|January 1991||In 1991 the political atmosphere intensifies, with the election campaign starting extremely early. Whilst the recession continues to bite, Conservatives highlight the fact that this is a global problem. Neil Kinnock relaunches himself as a dignified elder statesman, presenting a number of fairly anodyne policies for easy public consumption. Meanwhile, his Shadow Chancellor, John Smith, mounts a "prawn cocktail" offensive in the City of London. John Smith attempts to convince those in the financial sector that Labour is responsible and pro-business, and is fairly well-received by many, being an affable character.|
|March 1992||The 1992 election is fought almost entirely on the centre-ground of politics, with the Liberal Democrats now to the left of Labour on some social issues. Following opinion polls to the last percentage point, Labour aim to neutralise the Conservative's strongest areas. The campaign is effectively aimed at the narrow band of people within the marginal constituencies that Labour need to overturn the Conservative majority. Although Labour's appeal has broadened in some ways, in effect, the target audience had narrowed. The manifesto is very broad and unspecific in some areas, and very specific in others, namely tax.|
|April 1992||The parties enter the campaign roughly level in the opinion polls. Once again, the Conservatives produce a number of scare stories about the tax proposals. Labour's plans to raise National Insurance contributions are in the manifesto - distributive mechanisms favoured by John Smith. In fact, they are a fair way of gaining more tax for social programmes. But the Tories describe this as a "Tax Bombshell" and the media are quick to describe this as Labour's plans to "get the rich." It is also noted that there were plans for around 20 new ministries in Labour's manifesto, and this is regarded as a product of the vaccuum left by the Policy Review.
Despite the media scare stories there is still reason to be fairly optimistic in the week before the 1992 Election. No-one thinks that the charismatic Liberal Democrat leader Paddy Ashdown will support the Conservatives in the event of a hung parliament. Then the Conservative press notches up a gear. There are so many scare stories that Labour's press team can't keep up with the rebuttals. These are centred around taxes, with trades union horror stories also thrown in. The media also subjects Neil Kinnock to some severe personal abuse, which has not seen since Michael Foot's 1983 campaign.
John Major proves a tougher character than many had realised. Slightly weak in demeanour compared to the rugby-obsessed Kinnock, he nonetheless proves to be an effective campaigner on the streets, using a soapbox and loudhailer. Labour fail to convince.

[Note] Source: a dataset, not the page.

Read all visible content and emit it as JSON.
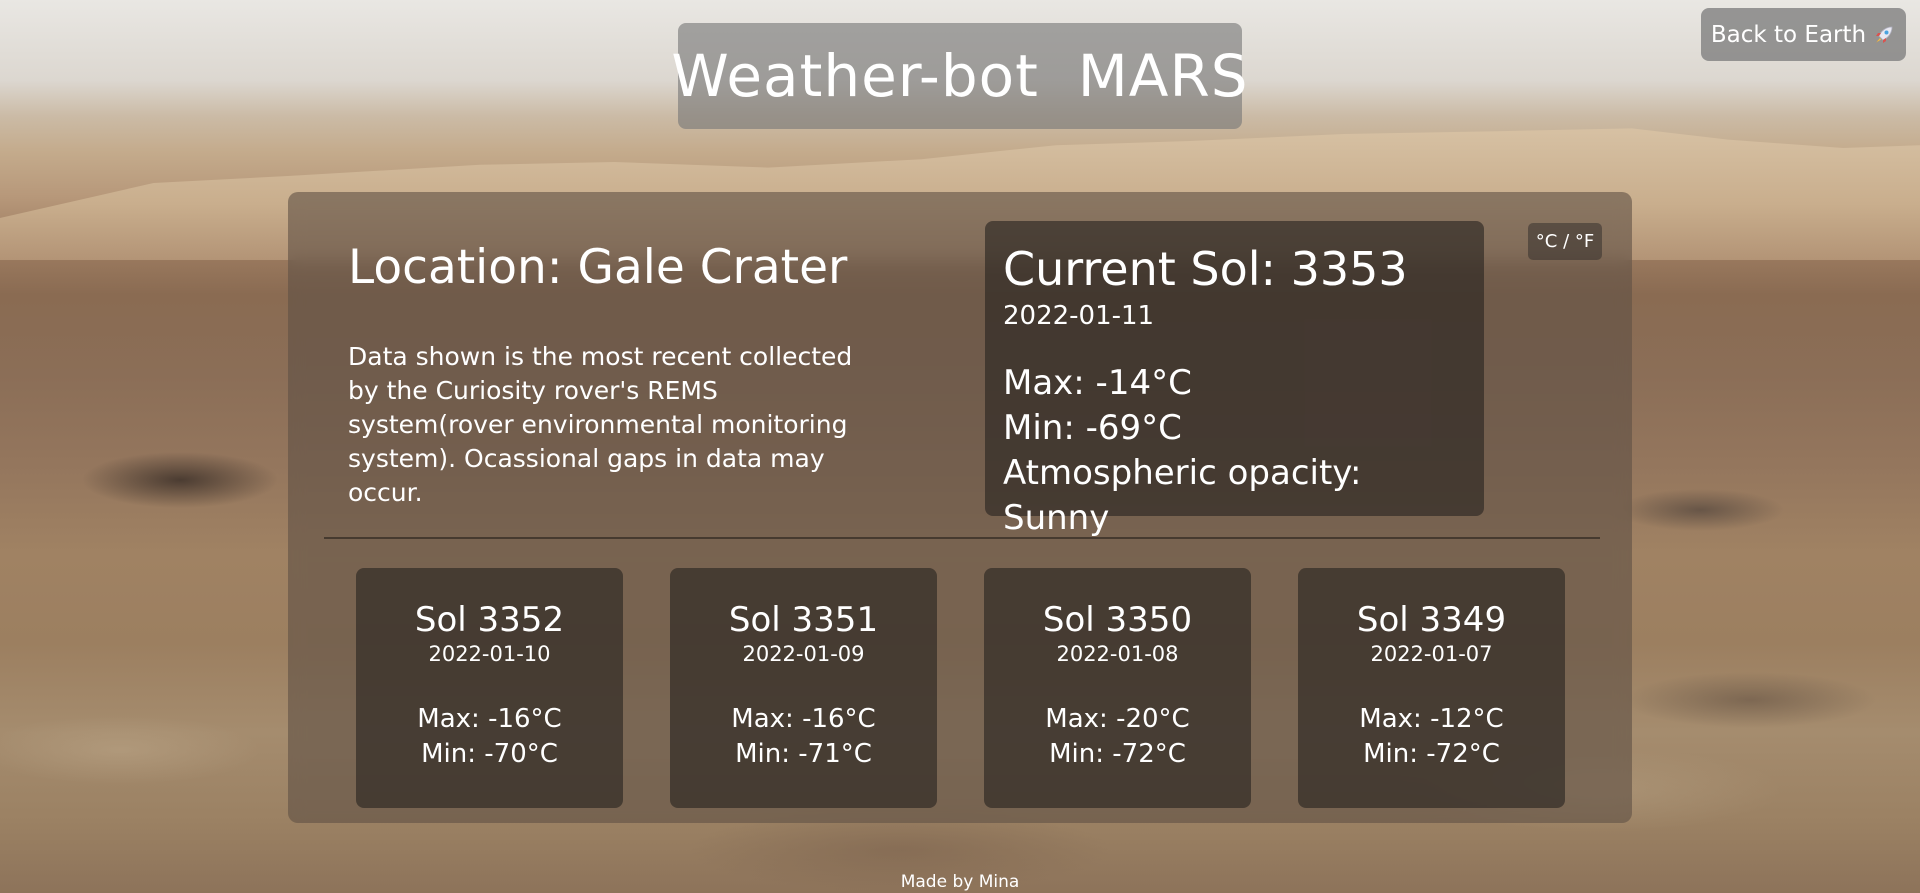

In fact some of the policy changes may be counter-productive, as Neil Kinnock looks like a man desperate to win at any price. The focus upon electoral reform in the final week of campaigning looks like a grave mistake, maybe convincing weaker Liberal voters to return to the Conservatives.
The final result is an appalling shock. Labour only achieves a 2% swing, and a massive 14 million people vote Conservative, the highest total vote for a UK party ever. The strategy of attacking the marginals partly works, as the Conservative majority is cut to 21. Anti-Tory tactical voting also robs the Conservatives of some seats.
On the morning of 10th April 1992 Neil Kinnock sombrely announces his resignation. The mood in the Labour Party is funereal. After all the battles and changes in the name of electability, it seems that nothing could unseat the Conservatives. Kinnock leaves behind a fairly centrist, European-style social democratic party, with an increasingly middle-class membership. Despite fighting the election on the "centre-ground" the Tories promptly embark upon a series of reforms and changes that spread Thatcherism even further into the national life of Britain. The NEDC, the last corporatist remnant of the 1970s, where unions discuss issues with the CBI and government, is immediately abolished.